And if that description offends you, A.M. Homes' May We Be Forgiven is NOT the book for you.
While attracted to the book cover, it was not until it was part of the 2013 Tournament of Books competition that I fully committed to reading it. I am glad I did, although I had a hard time at first wondering how this was "a darkly comic novel," a chain of horrifically tragic events set this novel into motion, and in the most unexpected ways. At times the events and circumstances seem truly absurd, but again I am often reminded of the adage of "truth is stranger than fiction" and that these things could happen, though I defy anyone to have the year Homes conjures up for protagonist Harold Silver.
I never knew where this novel was going. It almost seems as if Homes is playing a game of self one-upsmanship. What could be more crazy than the last crazy thing that happened? Or just when you think perhaps something was a tad too crude, it gets cruder.
[Sidenote: I will plead guilty the sexist card, but I was impressed Homes -- a woman! -- could be so crude, this novel definitely had the "feel" of being written by a middle-aged man]

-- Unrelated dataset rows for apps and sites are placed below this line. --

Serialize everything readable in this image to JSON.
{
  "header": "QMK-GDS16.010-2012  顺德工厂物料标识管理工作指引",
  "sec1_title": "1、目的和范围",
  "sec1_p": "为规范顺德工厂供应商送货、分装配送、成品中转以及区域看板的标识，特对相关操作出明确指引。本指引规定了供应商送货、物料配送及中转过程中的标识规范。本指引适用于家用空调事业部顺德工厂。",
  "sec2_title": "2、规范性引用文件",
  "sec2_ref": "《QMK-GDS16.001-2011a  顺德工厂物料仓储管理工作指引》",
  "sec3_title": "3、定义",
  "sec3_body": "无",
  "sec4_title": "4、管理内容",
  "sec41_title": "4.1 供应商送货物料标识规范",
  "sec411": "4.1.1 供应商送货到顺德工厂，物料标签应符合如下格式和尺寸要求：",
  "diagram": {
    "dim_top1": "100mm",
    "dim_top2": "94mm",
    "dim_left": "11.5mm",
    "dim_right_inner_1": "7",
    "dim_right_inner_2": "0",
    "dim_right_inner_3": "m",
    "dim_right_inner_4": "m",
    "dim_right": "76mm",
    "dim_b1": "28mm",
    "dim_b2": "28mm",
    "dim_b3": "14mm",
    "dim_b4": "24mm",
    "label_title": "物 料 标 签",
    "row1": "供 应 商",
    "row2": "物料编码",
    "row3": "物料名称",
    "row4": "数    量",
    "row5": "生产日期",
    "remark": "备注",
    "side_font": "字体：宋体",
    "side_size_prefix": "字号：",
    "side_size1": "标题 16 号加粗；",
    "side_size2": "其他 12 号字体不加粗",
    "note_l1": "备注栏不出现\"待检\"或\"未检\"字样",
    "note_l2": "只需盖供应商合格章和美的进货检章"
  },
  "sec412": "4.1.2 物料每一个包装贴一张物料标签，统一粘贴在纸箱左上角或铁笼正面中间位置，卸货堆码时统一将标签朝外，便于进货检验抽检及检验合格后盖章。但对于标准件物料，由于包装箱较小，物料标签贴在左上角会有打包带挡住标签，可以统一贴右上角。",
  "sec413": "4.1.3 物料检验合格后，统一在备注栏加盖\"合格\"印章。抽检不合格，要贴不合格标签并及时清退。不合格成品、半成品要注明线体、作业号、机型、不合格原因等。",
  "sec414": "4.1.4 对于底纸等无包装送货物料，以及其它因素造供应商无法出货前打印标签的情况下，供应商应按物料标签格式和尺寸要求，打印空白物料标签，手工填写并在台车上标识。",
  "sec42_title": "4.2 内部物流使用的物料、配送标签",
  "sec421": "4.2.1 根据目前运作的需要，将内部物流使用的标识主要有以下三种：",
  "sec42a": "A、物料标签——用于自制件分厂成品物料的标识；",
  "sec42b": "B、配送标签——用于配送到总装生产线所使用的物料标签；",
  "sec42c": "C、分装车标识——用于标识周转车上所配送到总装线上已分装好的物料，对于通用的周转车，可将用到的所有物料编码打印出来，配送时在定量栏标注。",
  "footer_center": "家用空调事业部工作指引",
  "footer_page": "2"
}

Likewise, there are few tonal shifts in the novel. As hinted above,
it's not at all funny in the beginning, does evolve into that, but with
an ending that is something totally different, almost
jolting/out-of-place (even a bit of a betrayal) given everything leading
up to it.
It's random, with Homes not playing by any "rules" of fiction, with things turning on the proverbial dime, with characters not always acting consistently -- but alas this is a good description of "real" life and people, even in a quite amplified version here.
Bold, unpredictable, entertaining, train/car-wreck fascinating, real, unbelievable, setting the bar for "putting the fun in dysfunctional" -- it was a roller-coaster ride that I was happy to be on.